certainty.

Verse 18. A garment of divers colours]

See Clarke on Ge 37:3, where the same words occur.

Verse 21. But when King David heard] To this verse the

Septuagint add the following words: καιουκελυπησετοπνευμα

αμνωντουυιουαυτουοτιηγαπααυτονοτιπρωτοτοκοςαυτουην;

"But he would not grieve the soul of Amnon his son, for he loved

him, because he was his first-born." The same addition is found in

the Vulgate and in Josephus, and it is possible that this once

made a part of the Hebrew text.

Verse 23. Absalom had sheep-shearers] These were times in which

feasts were made, to which the neighbours and relatives of the

family were invited.

Verse 26. Let my brother Amnon go] He urged this with the more

plausibility, because Amnon was the first-born, and presumptive

heir to the kingdom; and he had disguised his resentment so well

before, that he was not suspected.

Verse 30. Absalom hath slain all the king's sons] Fame never

lessens but always magnifies a fact. Report, contrary to the

nature of all other things, gains strength by going.

Virgil has given, in his best manner, a fine personification of

Fame or Evil Report.-AEN. iv., 173.

Extemplo Libyae magnas it Fama per urbes;

Fama, malum qua non aliud velocius ullum,

Mobilitate viget, viresque adquirit eundo, &c.

"Now Fame, tremendous fiend! without delay,

Through Libyan cities took her rapid way;

Fame, the swift plague, that every moment grows,

And gains new strength and vigour as she goes," &c.

Verse 32. And Jonadab-said-Amnon only is dead] This was a very

bad man, and here speaks coolly of a most bloody tragedy, which

himself had contrived.

Verse 37. Absalom fled] As he had committed wilful murder, he

could not avail himself of a city of refuge, and was therefore

obliged to leave the land of Israel, and take refuge with Talmai,

king of Geshur, his grandfather by his mother's side. See

2Sa 3:3.

Verse 39. David longed to go forth unto Absalom] We find that he

had a very strong paternal affection for this young man, who

appears to have had little to commend him but the beauty of his

person. David wished either to go to him, or to bring him back;

for the hand of time had now wiped off his tears for the death of

his son Amnon. Joab had marked this disposition, and took care to

work on it, in order to procure the return of Absalom. It would

have been well for all parties had Absalom ended his days at

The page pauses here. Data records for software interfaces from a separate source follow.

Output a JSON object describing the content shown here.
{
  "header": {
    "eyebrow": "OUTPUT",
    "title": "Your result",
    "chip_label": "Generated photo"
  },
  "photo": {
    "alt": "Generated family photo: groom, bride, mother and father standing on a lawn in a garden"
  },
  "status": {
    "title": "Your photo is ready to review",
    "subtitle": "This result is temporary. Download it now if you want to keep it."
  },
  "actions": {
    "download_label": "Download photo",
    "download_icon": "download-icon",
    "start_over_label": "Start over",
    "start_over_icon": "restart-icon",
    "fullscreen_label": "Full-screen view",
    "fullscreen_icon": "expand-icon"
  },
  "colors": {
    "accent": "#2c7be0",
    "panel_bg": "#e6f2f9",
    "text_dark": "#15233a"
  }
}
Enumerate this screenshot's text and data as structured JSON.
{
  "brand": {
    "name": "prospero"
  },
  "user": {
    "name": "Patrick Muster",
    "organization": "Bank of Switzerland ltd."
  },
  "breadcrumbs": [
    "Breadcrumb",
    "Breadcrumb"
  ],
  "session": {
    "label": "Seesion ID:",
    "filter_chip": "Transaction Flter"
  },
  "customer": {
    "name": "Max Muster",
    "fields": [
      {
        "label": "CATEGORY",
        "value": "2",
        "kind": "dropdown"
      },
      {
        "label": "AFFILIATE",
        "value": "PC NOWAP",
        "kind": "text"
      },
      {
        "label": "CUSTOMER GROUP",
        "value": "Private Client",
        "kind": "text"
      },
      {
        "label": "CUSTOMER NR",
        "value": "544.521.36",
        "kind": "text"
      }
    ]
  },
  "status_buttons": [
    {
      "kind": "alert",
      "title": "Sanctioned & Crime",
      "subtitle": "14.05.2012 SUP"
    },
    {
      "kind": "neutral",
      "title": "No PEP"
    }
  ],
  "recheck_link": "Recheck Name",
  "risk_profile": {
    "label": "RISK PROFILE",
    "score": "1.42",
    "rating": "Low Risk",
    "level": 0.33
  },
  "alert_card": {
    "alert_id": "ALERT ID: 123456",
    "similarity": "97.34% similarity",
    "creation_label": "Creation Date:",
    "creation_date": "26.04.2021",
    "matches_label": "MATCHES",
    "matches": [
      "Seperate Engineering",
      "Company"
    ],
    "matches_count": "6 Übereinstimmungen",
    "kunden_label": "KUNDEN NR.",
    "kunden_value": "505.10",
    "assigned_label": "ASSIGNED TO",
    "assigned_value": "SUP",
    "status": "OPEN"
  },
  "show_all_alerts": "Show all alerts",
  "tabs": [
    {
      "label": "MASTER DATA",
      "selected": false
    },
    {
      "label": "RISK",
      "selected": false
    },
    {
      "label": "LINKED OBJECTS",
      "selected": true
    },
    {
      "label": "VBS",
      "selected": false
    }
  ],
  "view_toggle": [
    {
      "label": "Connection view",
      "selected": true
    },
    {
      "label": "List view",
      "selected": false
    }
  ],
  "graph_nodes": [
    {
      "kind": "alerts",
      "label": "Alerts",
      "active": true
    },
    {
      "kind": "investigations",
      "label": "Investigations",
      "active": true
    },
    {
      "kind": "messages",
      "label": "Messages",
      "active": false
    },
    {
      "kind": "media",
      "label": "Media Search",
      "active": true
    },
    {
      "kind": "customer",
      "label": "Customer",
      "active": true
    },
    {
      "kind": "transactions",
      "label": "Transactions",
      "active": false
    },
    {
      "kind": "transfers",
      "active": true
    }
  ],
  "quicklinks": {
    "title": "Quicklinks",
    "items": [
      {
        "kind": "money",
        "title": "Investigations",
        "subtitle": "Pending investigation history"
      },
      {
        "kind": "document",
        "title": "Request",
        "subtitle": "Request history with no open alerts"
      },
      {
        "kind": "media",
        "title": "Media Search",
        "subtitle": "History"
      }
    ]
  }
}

Geshur. His return brought increasing wretchedness to his

unfortunate father. And it may be generally observed that those

undue, unreasonable paternal attachments are thus rewarded.

Copyright information for Clarke